*Exercise description*
Go through the material and copy each line in which the word "JSON" shows up.

*Material for this exercise*
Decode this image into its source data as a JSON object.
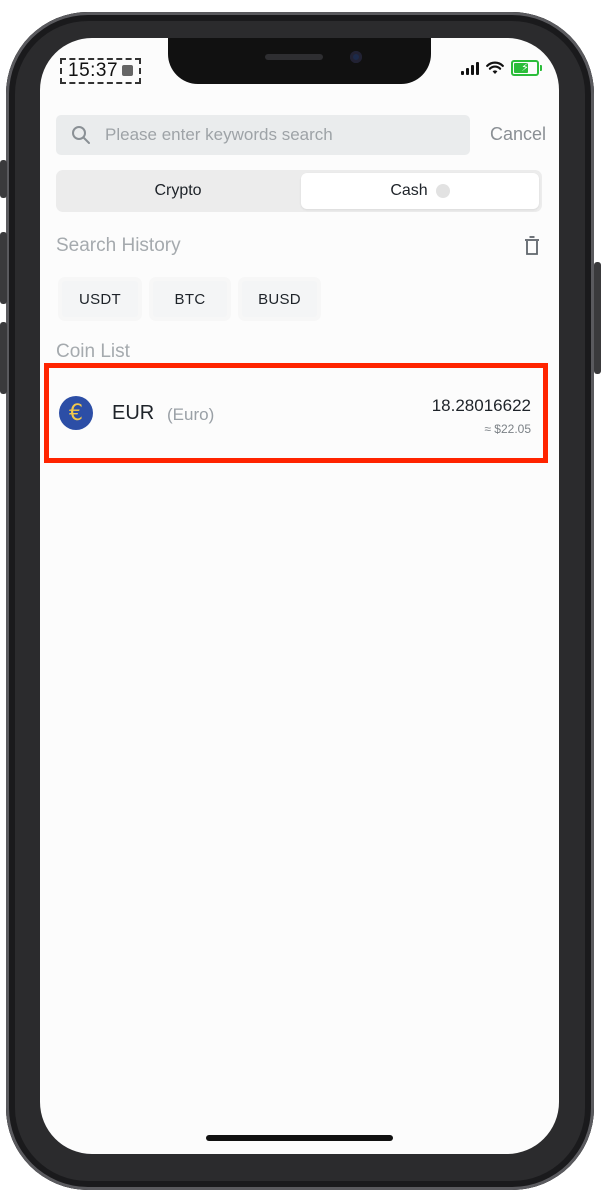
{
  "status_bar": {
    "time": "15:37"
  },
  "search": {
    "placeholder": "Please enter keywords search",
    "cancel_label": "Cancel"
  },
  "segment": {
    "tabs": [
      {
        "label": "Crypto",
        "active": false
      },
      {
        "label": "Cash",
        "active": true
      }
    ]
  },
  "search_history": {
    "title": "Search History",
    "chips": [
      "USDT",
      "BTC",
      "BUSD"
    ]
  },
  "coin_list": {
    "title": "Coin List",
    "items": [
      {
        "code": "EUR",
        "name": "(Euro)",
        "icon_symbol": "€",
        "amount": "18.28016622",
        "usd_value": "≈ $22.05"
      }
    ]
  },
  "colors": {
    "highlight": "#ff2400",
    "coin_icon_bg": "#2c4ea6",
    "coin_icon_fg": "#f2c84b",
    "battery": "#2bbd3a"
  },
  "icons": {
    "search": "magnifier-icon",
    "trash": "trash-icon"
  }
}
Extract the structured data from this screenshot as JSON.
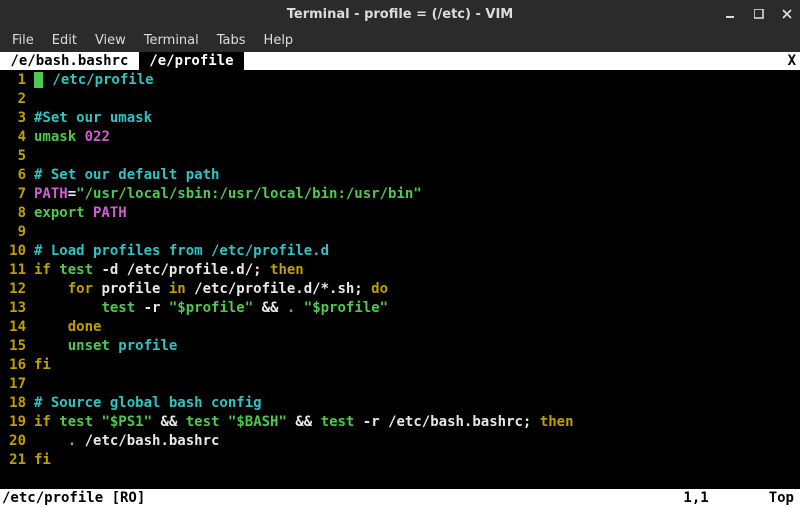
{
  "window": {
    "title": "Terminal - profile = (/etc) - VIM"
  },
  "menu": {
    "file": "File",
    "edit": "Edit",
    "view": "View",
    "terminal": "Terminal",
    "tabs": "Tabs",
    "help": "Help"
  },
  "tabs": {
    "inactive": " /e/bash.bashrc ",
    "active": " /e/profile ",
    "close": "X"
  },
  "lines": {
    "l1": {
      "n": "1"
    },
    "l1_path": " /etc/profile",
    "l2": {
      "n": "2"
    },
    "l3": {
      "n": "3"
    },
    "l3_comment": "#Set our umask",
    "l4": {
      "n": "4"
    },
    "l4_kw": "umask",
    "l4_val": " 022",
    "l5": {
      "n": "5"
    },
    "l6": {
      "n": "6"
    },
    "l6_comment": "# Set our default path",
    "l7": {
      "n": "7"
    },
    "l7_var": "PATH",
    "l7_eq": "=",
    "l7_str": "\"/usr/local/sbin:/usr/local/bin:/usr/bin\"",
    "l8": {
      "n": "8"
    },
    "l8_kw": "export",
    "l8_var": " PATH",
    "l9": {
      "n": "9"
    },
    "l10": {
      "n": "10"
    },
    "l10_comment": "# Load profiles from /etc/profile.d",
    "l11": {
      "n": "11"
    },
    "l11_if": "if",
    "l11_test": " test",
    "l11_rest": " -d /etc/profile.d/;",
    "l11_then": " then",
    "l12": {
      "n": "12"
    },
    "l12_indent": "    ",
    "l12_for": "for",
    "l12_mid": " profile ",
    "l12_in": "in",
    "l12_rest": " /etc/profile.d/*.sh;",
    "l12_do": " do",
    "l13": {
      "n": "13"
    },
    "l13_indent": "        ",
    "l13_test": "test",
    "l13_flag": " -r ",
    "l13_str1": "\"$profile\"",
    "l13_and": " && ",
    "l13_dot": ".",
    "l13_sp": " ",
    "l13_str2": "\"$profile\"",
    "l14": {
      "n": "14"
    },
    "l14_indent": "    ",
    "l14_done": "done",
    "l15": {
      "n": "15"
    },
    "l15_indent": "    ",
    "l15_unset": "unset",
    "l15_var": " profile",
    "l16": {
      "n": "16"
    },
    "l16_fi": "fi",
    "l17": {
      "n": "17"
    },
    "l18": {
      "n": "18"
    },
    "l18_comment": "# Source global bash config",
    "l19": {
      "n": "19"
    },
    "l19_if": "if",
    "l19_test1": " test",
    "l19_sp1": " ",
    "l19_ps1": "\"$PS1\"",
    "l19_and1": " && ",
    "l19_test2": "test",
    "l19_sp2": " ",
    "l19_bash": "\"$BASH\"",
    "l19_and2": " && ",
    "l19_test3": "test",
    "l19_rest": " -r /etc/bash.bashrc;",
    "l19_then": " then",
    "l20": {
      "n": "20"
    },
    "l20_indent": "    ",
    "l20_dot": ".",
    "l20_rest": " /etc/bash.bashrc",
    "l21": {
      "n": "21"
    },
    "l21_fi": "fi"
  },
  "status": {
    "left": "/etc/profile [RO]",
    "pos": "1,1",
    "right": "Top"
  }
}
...
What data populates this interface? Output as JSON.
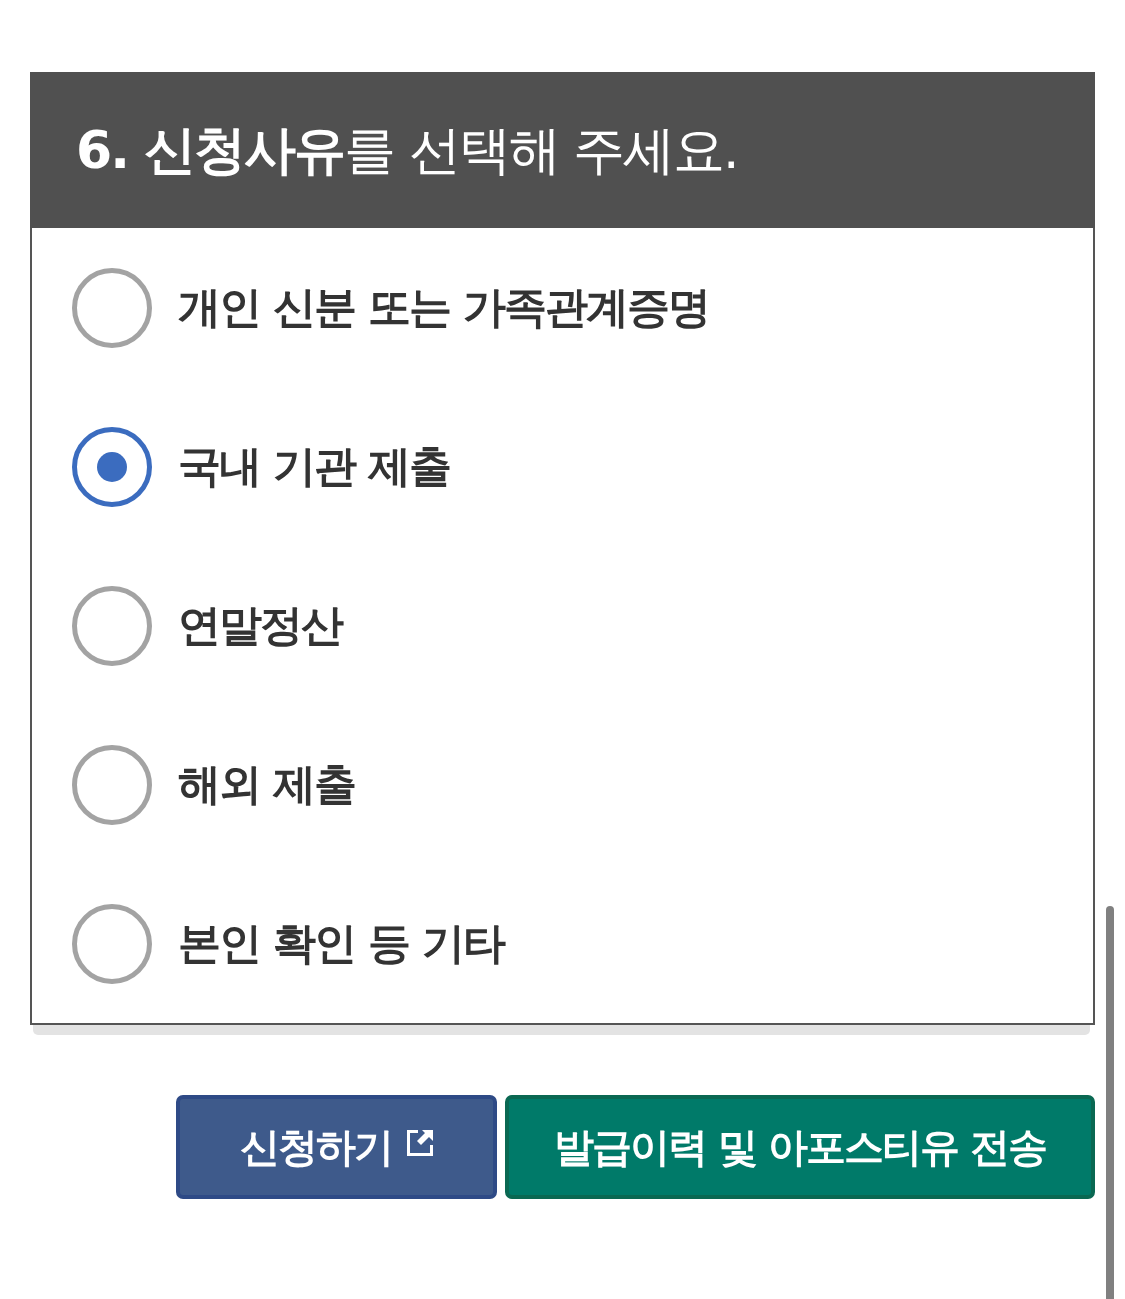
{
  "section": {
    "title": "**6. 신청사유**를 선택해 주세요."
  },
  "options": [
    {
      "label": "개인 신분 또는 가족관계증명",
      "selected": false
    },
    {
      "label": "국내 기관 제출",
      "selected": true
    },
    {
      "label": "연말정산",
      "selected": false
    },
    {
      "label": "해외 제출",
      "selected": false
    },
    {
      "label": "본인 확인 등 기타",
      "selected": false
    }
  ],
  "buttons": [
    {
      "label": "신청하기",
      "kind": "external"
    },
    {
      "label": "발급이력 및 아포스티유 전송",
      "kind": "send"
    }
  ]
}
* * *
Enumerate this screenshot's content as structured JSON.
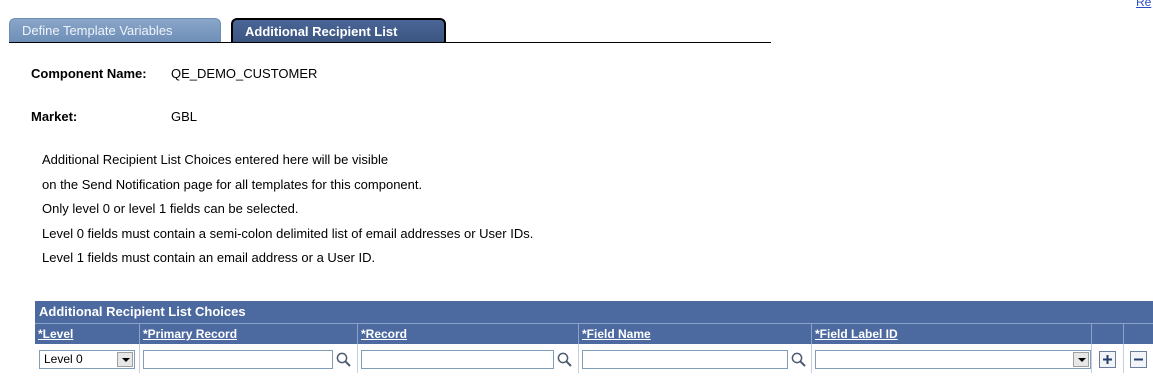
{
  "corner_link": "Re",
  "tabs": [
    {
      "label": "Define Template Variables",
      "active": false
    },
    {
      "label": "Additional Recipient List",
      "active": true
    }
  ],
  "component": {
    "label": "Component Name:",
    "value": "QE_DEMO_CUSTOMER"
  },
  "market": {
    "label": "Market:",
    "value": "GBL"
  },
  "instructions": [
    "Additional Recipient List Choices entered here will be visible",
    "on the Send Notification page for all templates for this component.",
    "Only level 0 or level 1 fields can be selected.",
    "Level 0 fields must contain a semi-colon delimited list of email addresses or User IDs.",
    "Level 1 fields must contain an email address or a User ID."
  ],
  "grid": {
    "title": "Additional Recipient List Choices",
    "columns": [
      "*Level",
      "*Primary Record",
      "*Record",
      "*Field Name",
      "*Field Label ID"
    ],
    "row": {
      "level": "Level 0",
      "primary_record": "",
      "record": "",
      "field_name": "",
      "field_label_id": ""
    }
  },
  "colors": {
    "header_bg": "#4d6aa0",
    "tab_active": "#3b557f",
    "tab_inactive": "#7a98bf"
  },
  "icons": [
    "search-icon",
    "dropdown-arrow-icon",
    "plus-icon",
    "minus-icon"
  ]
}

*Written answer*
Decode this image into its source data as a JSON object.
Extract the structured data from this screenshot as JSON.
What data populates this interface? Output as JSON.
Enumerate this screenshot's content as structured JSON.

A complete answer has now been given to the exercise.